(Stored data)
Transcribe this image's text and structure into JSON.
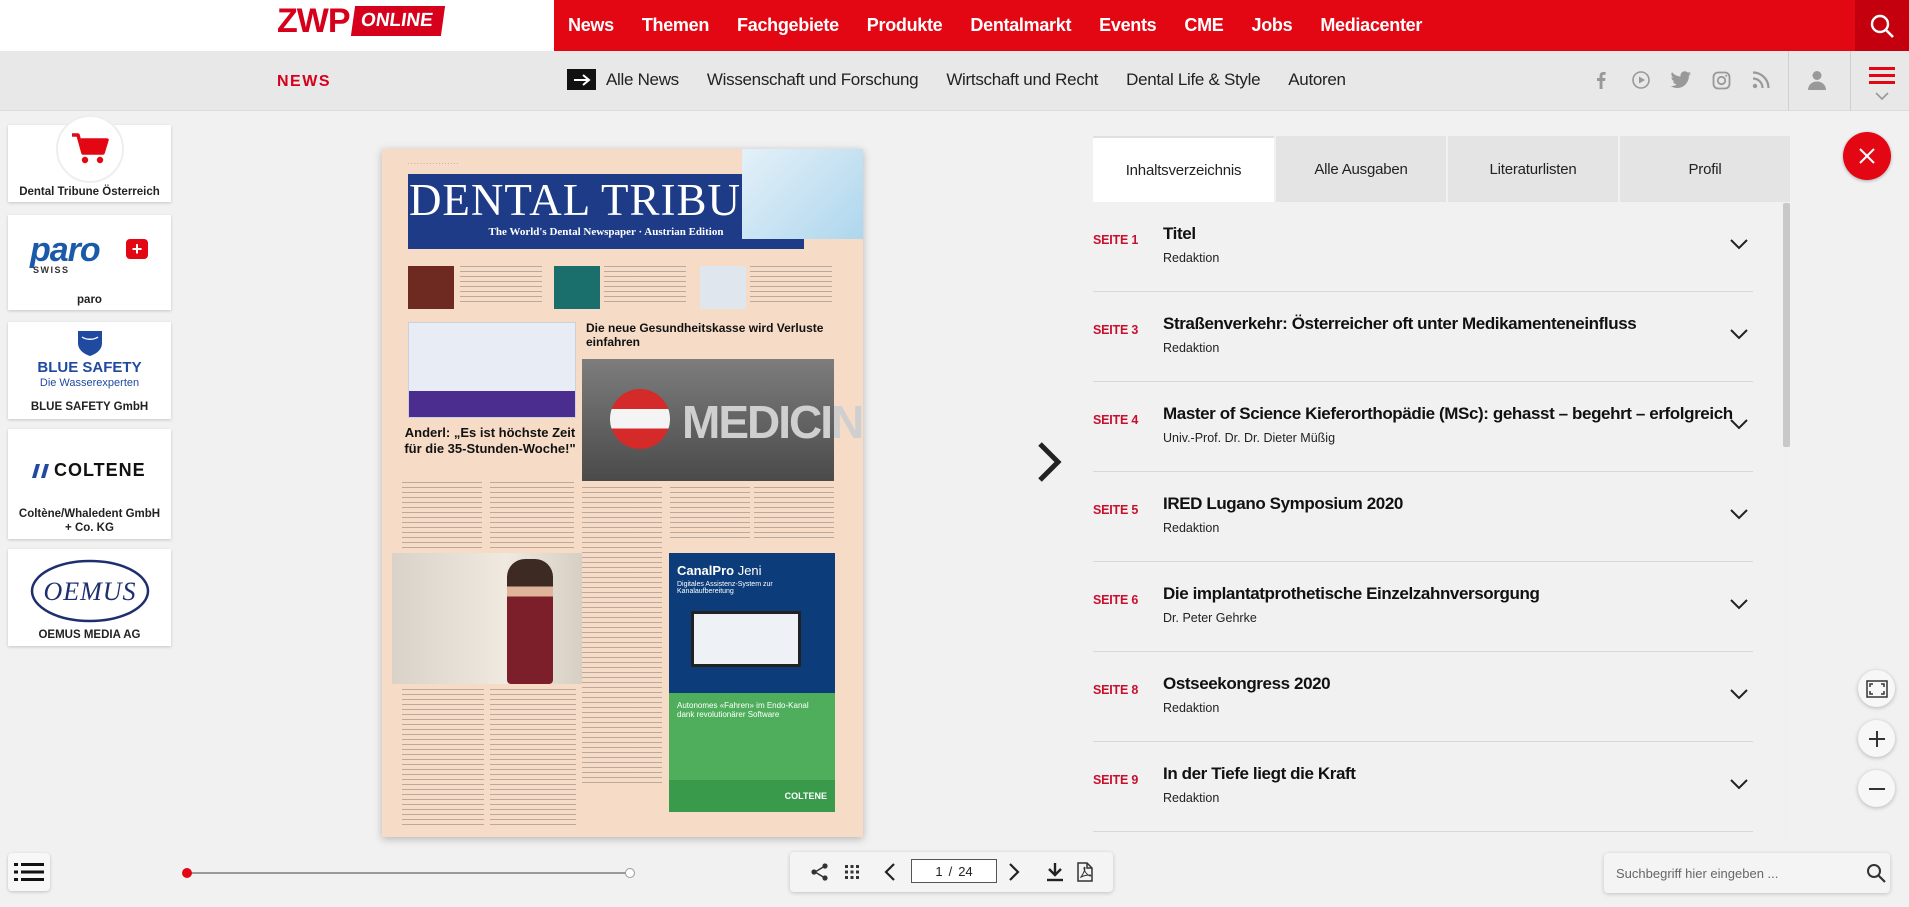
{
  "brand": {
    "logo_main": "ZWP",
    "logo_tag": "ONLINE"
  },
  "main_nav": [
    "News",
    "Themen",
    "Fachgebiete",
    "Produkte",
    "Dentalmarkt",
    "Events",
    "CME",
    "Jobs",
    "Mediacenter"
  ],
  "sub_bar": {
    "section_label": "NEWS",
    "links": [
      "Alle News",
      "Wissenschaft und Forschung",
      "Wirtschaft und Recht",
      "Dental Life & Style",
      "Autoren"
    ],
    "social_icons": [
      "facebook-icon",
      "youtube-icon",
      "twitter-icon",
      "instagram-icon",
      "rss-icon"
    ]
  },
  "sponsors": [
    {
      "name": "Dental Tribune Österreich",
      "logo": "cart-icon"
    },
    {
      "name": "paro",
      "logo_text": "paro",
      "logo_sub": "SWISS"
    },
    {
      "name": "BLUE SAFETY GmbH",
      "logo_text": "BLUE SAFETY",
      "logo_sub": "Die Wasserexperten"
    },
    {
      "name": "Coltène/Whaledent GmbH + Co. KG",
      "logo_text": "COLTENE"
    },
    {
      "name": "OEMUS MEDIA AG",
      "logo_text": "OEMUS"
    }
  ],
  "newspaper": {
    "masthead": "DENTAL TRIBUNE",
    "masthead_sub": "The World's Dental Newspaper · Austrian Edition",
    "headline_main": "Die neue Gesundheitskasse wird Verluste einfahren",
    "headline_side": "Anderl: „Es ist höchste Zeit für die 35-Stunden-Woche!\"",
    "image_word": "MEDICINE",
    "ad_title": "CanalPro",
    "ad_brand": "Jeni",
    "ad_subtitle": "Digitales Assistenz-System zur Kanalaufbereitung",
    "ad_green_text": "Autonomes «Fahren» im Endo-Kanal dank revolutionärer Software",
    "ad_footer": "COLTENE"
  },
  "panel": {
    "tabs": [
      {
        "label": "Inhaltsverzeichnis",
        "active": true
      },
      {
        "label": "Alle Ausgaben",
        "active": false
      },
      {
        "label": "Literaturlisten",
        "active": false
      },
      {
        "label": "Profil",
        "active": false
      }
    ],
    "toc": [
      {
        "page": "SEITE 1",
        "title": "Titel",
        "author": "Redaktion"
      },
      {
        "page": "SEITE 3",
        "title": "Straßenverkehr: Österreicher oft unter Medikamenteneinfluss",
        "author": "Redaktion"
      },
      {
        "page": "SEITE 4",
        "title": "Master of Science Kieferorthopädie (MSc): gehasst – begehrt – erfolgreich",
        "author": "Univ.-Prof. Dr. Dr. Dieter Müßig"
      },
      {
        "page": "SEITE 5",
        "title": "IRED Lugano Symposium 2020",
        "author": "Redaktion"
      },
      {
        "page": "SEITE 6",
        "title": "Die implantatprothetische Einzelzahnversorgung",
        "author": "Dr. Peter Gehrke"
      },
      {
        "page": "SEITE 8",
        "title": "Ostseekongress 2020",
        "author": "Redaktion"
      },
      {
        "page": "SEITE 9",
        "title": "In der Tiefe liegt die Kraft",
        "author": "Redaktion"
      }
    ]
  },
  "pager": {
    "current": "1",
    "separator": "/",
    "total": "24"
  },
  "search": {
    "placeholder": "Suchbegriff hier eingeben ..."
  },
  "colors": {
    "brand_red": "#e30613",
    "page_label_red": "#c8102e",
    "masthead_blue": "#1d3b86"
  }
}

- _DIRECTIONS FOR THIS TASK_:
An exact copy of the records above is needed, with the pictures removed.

- _YOUR SOLUTION_:
Transcribe this image's text and structure into JSON.
{
  "brand": {
    "logo_main": "ZWP",
    "logo_tag": "ONLINE"
  },
  "main_nav": [
    "News",
    "Themen",
    "Fachgebiete",
    "Produkte",
    "Dentalmarkt",
    "Events",
    "CME",
    "Jobs",
    "Mediacenter"
  ],
  "sub_bar": {
    "section_label": "NEWS",
    "links": [
      "Alle News",
      "Wissenschaft und Forschung",
      "Wirtschaft und Recht",
      "Dental Life & Style",
      "Autoren"
    ],
    "social_icons": [
      "facebook-icon",
      "youtube-icon",
      "twitter-icon",
      "instagram-icon",
      "rss-icon"
    ]
  },
  "sponsors": [
    {
      "name": "Dental Tribune Österreich",
      "logo": "cart-icon"
    },
    {
      "name": "paro",
      "logo_text": "paro",
      "logo_sub": "SWISS"
    },
    {
      "name": "BLUE SAFETY GmbH",
      "logo_text": "BLUE SAFETY",
      "logo_sub": "Die Wasserexperten"
    },
    {
      "name": "Coltène/Whaledent GmbH + Co. KG",
      "logo_text": "COLTENE"
    },
    {
      "name": "OEMUS MEDIA AG",
      "logo_text": "OEMUS"
    }
  ],
  "newspaper": {
    "masthead": "DENTAL TRIBUNE",
    "masthead_sub": "The World's Dental Newspaper · Austrian Edition",
    "headline_main": "Die neue Gesundheitskasse wird Verluste einfahren",
    "headline_side": "Anderl: „Es ist höchste Zeit für die 35-Stunden-Woche!\"",
    "image_word": "MEDICINE",
    "ad_title": "CanalPro",
    "ad_brand": "Jeni",
    "ad_subtitle": "Digitales Assistenz-System zur Kanalaufbereitung",
    "ad_green_text": "Autonomes «Fahren» im Endo-Kanal dank revolutionärer Software",
    "ad_footer": "COLTENE"
  },
  "panel": {
    "tabs": [
      {
        "label": "Inhaltsverzeichnis",
        "active": true
      },
      {
        "label": "Alle Ausgaben",
        "active": false
      },
      {
        "label": "Literaturlisten",
        "active": false
      },
      {
        "label": "Profil",
        "active": false
      }
    ],
    "toc": [
      {
        "page": "SEITE 1",
        "title": "Titel",
        "author": "Redaktion"
      },
      {
        "page": "SEITE 3",
        "title": "Straßenverkehr: Österreicher oft unter Medikamenteneinfluss",
        "author": "Redaktion"
      },
      {
        "page": "SEITE 4",
        "title": "Master of Science Kieferorthopädie (MSc): gehasst – begehrt – erfolgreich",
        "author": "Univ.-Prof. Dr. Dr. Dieter Müßig"
      },
      {
        "page": "SEITE 5",
        "title": "IRED Lugano Symposium 2020",
        "author": "Redaktion"
      },
      {
        "page": "SEITE 6",
        "title": "Die implantatprothetische Einzelzahnversorgung",
        "author": "Dr. Peter Gehrke"
      },
      {
        "page": "SEITE 8",
        "title": "Ostseekongress 2020",
        "author": "Redaktion"
      },
      {
        "page": "SEITE 9",
        "title": "In der Tiefe liegt die Kraft",
        "author": "Redaktion"
      }
    ]
  },
  "pager": {
    "current": "1",
    "separator": "/",
    "total": "24"
  },
  "search": {
    "placeholder": "Suchbegriff hier eingeben ..."
  },
  "colors": {
    "brand_red": "#e30613",
    "page_label_red": "#c8102e",
    "masthead_blue": "#1d3b86"
  }
}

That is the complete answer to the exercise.